Writing in the Weekend Australian Magazine eleven days ago, Nikki Gemmel noted that Christmas carols are slipping away from our culture. She commented that this is a loss, for ours is ‘the age of loneliness; of fear and flinch’. Significantly, she further noted, ‘There’s a spiritual hankering that will always persist. The hankering for guidance to raise children within a moral framework is deep within the human spirit, and the atheists haven’t provided anything substantive to step into the breech. Religion will not disappear. It still shapes our world.’ (Weekend Australian Magazine, December 13/14, 2014)

Assuming Nikki Gemmel’s observation is correct, a question worth asking ourselves and others, especially at Christmas, is this: ‘Is there a stand-out religion?’ If so, what is it like?
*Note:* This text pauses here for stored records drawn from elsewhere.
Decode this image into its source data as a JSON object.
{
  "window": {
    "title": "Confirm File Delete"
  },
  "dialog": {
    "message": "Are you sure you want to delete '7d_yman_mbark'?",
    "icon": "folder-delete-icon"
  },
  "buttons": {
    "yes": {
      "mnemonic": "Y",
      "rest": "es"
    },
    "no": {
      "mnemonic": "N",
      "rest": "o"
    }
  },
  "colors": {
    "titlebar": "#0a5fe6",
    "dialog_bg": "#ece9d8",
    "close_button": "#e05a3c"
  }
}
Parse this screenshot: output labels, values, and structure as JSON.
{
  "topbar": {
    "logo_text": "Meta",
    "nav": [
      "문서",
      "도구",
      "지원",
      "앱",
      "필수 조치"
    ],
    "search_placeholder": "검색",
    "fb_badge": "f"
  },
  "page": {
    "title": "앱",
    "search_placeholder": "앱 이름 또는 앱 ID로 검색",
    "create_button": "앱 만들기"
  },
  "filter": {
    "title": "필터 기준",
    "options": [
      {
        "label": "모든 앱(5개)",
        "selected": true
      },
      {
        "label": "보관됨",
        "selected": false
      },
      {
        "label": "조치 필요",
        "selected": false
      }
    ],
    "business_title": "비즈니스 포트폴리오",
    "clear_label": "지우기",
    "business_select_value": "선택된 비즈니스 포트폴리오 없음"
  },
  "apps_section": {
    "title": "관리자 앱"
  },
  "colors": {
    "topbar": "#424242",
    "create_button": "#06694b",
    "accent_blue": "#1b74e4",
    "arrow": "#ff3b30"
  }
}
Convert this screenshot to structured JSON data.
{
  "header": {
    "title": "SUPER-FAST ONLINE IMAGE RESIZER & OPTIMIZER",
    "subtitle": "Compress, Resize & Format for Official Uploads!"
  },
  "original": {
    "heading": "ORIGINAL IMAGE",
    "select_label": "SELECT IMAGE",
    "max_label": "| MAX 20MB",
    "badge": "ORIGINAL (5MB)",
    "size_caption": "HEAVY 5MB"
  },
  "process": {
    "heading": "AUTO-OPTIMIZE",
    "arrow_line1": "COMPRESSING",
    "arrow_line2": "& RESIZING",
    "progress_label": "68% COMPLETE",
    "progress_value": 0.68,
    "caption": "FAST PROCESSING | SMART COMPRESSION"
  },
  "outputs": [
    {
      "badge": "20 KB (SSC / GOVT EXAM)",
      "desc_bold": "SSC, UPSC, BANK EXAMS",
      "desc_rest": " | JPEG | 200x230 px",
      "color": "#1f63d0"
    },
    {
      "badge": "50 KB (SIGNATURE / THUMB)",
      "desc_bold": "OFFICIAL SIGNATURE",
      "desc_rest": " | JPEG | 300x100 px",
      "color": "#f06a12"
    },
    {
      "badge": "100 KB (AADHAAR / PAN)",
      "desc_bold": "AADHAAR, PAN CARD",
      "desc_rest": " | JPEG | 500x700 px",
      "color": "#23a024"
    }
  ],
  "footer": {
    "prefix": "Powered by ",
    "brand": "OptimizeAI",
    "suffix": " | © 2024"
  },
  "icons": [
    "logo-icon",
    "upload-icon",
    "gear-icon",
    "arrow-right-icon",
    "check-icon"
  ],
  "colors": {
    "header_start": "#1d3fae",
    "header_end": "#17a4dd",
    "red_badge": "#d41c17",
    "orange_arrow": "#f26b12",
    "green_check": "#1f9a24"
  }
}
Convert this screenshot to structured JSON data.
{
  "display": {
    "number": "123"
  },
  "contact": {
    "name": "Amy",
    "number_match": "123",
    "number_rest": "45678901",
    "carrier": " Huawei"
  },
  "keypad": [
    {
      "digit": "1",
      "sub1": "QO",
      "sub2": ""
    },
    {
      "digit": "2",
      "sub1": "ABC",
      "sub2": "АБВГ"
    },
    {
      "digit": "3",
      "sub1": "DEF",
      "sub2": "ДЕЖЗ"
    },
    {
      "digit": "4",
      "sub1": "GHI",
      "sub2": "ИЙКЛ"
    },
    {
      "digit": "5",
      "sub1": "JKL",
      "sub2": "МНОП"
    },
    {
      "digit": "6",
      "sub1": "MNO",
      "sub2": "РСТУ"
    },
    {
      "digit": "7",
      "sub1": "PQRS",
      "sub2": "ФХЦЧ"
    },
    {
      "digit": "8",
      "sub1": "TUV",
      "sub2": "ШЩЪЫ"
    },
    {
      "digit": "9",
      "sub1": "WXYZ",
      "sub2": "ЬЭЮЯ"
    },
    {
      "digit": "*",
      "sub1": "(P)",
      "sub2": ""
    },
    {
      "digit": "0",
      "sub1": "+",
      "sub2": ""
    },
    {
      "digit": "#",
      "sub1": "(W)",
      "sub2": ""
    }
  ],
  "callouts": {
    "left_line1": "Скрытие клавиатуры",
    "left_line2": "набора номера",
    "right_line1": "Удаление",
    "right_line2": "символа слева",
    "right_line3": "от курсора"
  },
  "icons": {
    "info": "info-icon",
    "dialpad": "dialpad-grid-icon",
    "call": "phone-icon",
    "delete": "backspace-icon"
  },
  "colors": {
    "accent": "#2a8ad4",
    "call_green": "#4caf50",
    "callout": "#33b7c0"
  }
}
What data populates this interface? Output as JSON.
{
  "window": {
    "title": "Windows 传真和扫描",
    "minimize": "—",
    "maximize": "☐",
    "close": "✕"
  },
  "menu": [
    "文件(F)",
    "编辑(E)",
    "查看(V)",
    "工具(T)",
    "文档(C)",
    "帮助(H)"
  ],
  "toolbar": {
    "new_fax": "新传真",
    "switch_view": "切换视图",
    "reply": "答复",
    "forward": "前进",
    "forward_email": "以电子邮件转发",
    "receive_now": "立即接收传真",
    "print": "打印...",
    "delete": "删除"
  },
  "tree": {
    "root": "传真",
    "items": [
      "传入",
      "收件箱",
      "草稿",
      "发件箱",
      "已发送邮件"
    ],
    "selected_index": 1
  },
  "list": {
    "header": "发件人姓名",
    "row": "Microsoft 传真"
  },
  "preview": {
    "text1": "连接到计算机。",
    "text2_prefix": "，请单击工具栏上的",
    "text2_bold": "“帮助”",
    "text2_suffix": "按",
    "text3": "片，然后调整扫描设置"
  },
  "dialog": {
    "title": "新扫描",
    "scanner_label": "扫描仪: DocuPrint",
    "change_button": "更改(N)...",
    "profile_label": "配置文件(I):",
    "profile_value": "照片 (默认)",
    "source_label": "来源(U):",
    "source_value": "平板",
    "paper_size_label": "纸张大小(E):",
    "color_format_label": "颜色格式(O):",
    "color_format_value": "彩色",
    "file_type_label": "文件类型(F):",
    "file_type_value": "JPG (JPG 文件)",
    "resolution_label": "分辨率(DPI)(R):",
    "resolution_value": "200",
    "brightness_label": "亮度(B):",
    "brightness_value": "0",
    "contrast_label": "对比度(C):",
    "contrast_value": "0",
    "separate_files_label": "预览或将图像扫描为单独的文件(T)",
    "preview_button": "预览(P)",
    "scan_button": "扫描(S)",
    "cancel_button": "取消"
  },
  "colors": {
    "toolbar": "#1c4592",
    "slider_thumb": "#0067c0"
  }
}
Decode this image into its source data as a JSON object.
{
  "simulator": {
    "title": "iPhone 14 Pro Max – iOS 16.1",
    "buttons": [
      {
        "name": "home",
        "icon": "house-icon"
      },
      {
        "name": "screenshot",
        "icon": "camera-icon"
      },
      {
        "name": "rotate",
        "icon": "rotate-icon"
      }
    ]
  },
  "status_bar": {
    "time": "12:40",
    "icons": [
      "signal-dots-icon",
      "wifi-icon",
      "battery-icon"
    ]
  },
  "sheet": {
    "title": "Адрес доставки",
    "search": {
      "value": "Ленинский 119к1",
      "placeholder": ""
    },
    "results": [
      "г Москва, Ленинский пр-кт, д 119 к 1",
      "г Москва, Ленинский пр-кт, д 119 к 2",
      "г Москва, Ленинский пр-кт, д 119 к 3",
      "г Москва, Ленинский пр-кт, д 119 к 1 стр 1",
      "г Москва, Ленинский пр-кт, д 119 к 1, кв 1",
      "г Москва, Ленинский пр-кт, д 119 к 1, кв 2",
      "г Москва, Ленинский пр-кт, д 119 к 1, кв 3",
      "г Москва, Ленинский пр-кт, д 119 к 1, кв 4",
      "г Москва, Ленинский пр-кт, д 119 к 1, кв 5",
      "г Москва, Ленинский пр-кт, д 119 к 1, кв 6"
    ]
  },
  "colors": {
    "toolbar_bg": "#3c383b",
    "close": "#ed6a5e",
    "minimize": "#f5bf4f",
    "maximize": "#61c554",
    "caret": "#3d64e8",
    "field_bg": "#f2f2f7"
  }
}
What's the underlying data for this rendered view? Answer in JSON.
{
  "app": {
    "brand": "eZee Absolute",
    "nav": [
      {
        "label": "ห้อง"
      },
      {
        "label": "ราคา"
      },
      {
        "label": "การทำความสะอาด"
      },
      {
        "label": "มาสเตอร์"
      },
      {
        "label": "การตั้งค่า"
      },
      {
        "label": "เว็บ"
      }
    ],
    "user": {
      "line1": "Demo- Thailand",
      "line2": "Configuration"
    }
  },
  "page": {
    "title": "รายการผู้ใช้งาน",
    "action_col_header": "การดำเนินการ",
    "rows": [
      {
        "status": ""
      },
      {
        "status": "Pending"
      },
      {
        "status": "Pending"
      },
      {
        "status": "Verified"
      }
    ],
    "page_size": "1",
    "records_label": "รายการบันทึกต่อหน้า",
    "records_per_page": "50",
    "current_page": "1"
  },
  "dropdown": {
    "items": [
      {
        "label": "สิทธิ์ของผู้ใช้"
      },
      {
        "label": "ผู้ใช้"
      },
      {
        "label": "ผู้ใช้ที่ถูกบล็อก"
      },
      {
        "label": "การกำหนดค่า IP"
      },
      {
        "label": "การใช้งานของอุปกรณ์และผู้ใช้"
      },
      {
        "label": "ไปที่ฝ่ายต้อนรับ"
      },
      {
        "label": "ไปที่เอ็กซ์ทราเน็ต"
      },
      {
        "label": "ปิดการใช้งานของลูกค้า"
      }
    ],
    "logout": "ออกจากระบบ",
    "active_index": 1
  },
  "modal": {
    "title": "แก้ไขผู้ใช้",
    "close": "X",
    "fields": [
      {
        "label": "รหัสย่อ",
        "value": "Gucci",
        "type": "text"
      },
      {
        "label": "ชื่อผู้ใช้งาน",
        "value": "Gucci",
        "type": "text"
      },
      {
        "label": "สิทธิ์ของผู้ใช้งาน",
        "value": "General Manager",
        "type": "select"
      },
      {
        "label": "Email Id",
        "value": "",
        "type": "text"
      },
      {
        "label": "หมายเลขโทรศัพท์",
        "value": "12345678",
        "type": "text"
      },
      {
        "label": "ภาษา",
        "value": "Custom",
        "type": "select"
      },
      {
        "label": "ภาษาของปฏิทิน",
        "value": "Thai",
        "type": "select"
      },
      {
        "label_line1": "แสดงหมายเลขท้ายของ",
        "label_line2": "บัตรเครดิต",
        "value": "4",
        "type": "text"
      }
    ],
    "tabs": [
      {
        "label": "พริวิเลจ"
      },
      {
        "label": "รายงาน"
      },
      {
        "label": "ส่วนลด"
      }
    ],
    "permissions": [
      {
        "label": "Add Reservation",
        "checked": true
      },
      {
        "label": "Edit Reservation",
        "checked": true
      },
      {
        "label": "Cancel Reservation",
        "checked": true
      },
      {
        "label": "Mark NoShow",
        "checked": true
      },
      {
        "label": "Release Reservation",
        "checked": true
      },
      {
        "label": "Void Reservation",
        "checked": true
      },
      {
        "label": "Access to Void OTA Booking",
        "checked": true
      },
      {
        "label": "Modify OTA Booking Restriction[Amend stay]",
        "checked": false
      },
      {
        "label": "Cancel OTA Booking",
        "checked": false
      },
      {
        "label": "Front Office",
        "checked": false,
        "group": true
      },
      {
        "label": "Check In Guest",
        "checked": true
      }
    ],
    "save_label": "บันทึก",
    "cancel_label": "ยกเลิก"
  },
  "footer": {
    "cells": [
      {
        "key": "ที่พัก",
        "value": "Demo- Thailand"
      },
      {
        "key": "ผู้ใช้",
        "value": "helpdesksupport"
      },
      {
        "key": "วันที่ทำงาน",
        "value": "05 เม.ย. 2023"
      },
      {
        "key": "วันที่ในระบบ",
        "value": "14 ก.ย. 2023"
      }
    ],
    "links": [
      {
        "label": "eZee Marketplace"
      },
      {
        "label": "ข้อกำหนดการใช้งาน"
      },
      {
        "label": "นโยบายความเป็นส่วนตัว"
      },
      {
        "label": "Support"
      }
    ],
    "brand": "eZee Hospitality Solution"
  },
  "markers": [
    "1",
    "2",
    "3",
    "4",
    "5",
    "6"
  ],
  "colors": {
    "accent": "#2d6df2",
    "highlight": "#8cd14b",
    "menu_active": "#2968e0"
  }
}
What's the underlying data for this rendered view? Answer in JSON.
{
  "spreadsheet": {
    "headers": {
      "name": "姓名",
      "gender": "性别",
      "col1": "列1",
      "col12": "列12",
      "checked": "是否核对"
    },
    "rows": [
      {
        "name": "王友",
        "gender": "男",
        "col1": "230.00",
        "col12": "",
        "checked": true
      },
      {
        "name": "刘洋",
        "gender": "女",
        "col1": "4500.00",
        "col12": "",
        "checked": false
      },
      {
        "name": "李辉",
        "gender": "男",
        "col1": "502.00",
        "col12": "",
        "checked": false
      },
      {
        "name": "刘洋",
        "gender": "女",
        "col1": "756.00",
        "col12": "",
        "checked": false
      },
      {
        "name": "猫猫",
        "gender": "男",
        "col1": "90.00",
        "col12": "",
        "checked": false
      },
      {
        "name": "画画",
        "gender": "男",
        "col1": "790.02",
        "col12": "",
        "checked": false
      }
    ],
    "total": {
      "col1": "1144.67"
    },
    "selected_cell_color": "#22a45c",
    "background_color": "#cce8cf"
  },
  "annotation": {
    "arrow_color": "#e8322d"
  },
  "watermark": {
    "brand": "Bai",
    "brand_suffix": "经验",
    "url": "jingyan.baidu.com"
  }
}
Writing in his Letter to the Colossians, Paul the Apostle commented on the way that the gospel of the Lord Jesus Christ had changed the lives of his Colossian readers, as indeed it was changing lives and growing throughout the world. Significantly, he wrote of the gospel as the word of the truth. ‘You Colossians came to know the grace of God in all its truth’, he was saying. He could have left out any reference to the word truth, but he didn’t.

As we think about this, we can say it is true in a counter-intuitive sense – the statements it makes about God and men and women are beyond human invention and imagination. No one of us would have invented a God who was prepared to come as a baby, born into a humble home for our benefit. None of us would have dreamed of a God who, in the cause of rescuing a faithless world, would die an unjust and awful death. Nor would we conceive that such is God’s justice that the death of his one and only Son was the only way he could break the bonds of sin and death for us. A gospel like this can’t be contradicted. Christianity is a good example of GK Chesterton’s observation that ‘Truth is stranger than fiction’.

Furthermore, the gospel is true in an historical sense – the accounts of the birth, the life, death and resurrection of Jesus are not an invention. Luke is insistent he was accurately narrating events witnessed by eye-witnesses (Luke 1:2), events that fulfilled promises made by prophets over a period of five hundred years (for example, 2 Samuel 7:12-13; Isaiah 9:2-7).

Third, the gospel is true in an experiential sense – when we put our trust in Jesus Christ who is at the centre of the gospel message, we discover that our faith is not a hoax. It is a genuine experience.


The answer is found in the names and titles given in the announcement at Jesus’ birth: “To you is born this day in the City of David a Saviour, who is the Christ, the Lord.” We might like the titles, Christ and Lord, but we baulk at Savior. ‘We don’t need saving,’ we say. But the fact is we do. Here is the heart of Christianity. This is the religion we all need.

Carols. And when we know this Christ, the Lord, as our Savior, we will want to sing the great music of Christianity – including the carols. Indeed, we will want to hear again and sing out the majestic words of the ‘Halleluiah Chorus’ of Handel’s Messiah: ‘King of kings, and Lord of lords, and he shall reign for ever and ever… Halleluiah! Halleluiah!’

May you know the rich joy of the coming of Jesus Christ, our Savior this Christmas.